- Opening Delimiter -

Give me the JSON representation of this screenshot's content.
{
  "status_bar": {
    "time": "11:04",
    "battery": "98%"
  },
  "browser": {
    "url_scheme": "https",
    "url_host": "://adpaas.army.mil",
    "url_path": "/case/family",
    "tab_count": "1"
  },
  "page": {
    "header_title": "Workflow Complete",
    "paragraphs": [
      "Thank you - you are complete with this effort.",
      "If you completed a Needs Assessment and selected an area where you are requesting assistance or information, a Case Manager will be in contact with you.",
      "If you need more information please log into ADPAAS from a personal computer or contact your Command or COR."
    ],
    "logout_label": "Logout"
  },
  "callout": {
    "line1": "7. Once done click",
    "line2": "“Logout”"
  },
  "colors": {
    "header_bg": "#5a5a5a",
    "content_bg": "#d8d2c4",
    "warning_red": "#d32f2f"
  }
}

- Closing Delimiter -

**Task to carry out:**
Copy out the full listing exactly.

**Reply to the task:**
Give me the JSON representation of this screenshot's content.
{
  "status_bar": {
    "time": "11:04",
    "battery": "98%"
  },
  "browser": {
    "url_scheme": "https",
    "url_host": "://adpaas.army.mil",
    "url_path": "/case/family",
    "tab_count": "1"
  },
  "page": {
    "header_title": "Workflow Complete",
    "paragraphs": [
      "Thank you - you are complete with this effort.",
      "If you completed a Needs Assessment and selected an area where you are requesting assistance or information, a Case Manager will be in contact with you.",
      "If you need more information please log into ADPAAS from a personal computer or contact your Command or COR."
    ],
    "logout_label": "Logout"
  },
  "callout": {
    "line1": "7. Once done click",
    "line2": "“Logout”"
  },
  "colors": {
    "header_bg": "#5a5a5a",
    "content_bg": "#d8d2c4",
    "warning_red": "#d32f2f"
  }
}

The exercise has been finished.